U.S. logistics just got its next big investor from abroad.
Spanish billionaire textile tycoon Amancio Ortega, the founder of clothing brands Inditex and Zara, revealed on Tuesday that his family investment company Pontegadea had purchased five logistics warehouses in the U.S. totaling about $722 million, Bloomberg reported.
Spanish newspaper El Pais reported that the properties are strategically located in five states — Tennessee, South Carolina, Virginia, Pennsylvania and Texas — and rented with long-term leases to companies including Amazon, FedEx, TJX, Home Depot and Nestle.
The acquisitions follow previously announced deals for two logistics properties in Wisconsin and Pennsylvania totaling around $183 million. All seven properties come from Realty Income Corp., a San Diego-based real estate investment trust with properties in the U.S., U.K. and Spain.
Read: Demand for big-box warehouse leasing picks up pace, e-commerce lags
Read: After an unprecedented 2021, what can the 3PL industry do for an encore?
Ortega, the 24th-richest person in the world according to Bloomberg’s Billionaires Index, has primarily used Pontegadea to invest in assets like skyscrapers, office towers and apartments.
His purchases this year include deals for Toronto’s Royal Bank Plaza skyscraper for a little over $900 million and a 64-floor luxury apartment building in New York for about $500 million. Pontegadea’s real estate assets were valued at $15.5 billion toward the end of 2021.

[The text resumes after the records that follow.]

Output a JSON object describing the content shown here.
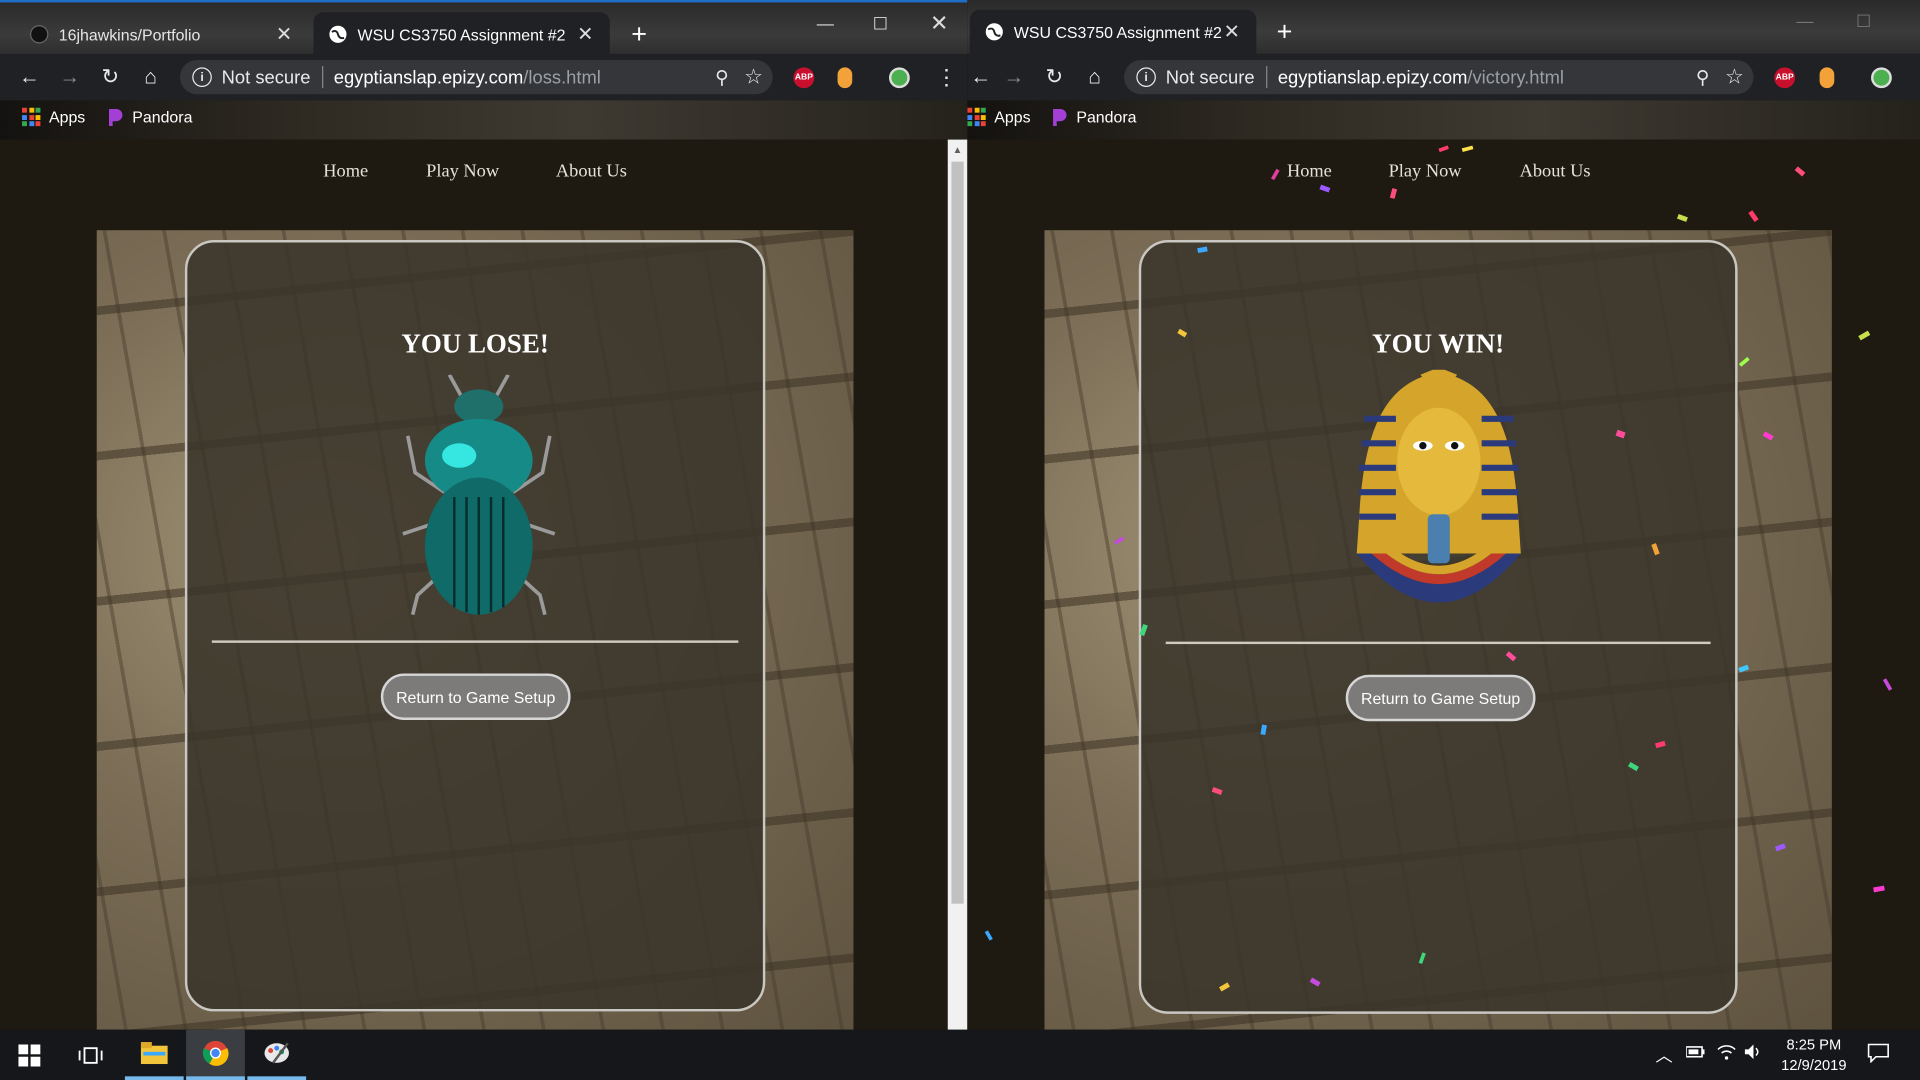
{
  "left_window": {
    "tabs": [
      {
        "label": "16jhawkins/Portfolio",
        "active": false
      },
      {
        "label": "WSU CS3750 Assignment #2",
        "active": true
      }
    ],
    "security_label": "Not secure",
    "url_host": "egyptianslap.epizy.com",
    "url_path": "/loss.html",
    "bookmarks": [
      {
        "label": "Apps"
      },
      {
        "label": "Pandora"
      }
    ],
    "nav": [
      "Home",
      "Play Now",
      "About Us"
    ],
    "card": {
      "title": "YOU LOSE!",
      "image": "scarab-beetle",
      "button_label": "Return to Game Setup"
    }
  },
  "right_window": {
    "tabs": [
      {
        "label": "WSU CS3750 Assignment #2",
        "active": true
      }
    ],
    "security_label": "Not secure",
    "url_host": "egyptianslap.epizy.com",
    "url_path": "/victory.html",
    "bookmarks": [
      {
        "label": "Apps"
      },
      {
        "label": "Pandora"
      }
    ],
    "nav": [
      "Home",
      "Play Now",
      "About Us"
    ],
    "card": {
      "title": "YOU WIN!",
      "image": "pharaoh-mask",
      "button_label": "Return to Game Setup"
    }
  },
  "taskbar": {
    "apps": [
      "windows-start",
      "task-view",
      "file-explorer",
      "chrome",
      "paint"
    ],
    "time": "8:25 PM",
    "date": "12/9/2019"
  },
  "colors": {
    "page_bg": "#1e1a12",
    "card_border": "#c9c7c2",
    "button_bg": "#7c7b79",
    "taskbar_accent": "#76b9ed"
  }
}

Ortega’s money joins a wave of investments from large real estate investors looking to cash in on U.S. logistics. The movement kicked off in earnest in 2019, with Blackstone’s $18.7 billion purchase of Global Logistics Properties’ U.S. real estate portfolio. At the time, the firm’s acquisition of 179 million square feet of warehouse space was the largest private real estate deal in history.
Watch: Is there enough warehouse labor to go around?
Since then, other large firms like Prologis, Elion and CBRE have made large splashes in the U.S. logistics real estate market. That’s at a time when those properties are more scarce — and more expensive — than ever.
Experts believe the U.S. will need to add nearby 1 billion square feet of warehouse space by 2025 in order to quench growing demand. And according to a quarterly report from JLL, rents on industrial properties like distribution centers rose 21% year over year in the second quarter. Leasing volume was also up 6%.
That’s driven up the value of the properties themselves, enticing smaller firms to sell off their assets to large investors like Ortega for a premium. The result is a logistics real estate market dominated by the big fish, who then rent those properties to companies in need of capacity.
You may also like:
Prologis report sees modest uptick in logistics warehouse vacancies
Prologis sees ‘normalization’ in warehouse demand off all-time highs
Logistics warehouse activity may cool as interest rates heat up
The FREIGHTWAVES TOP 500 For-Hire Carriers list includes FedEx (No. 1).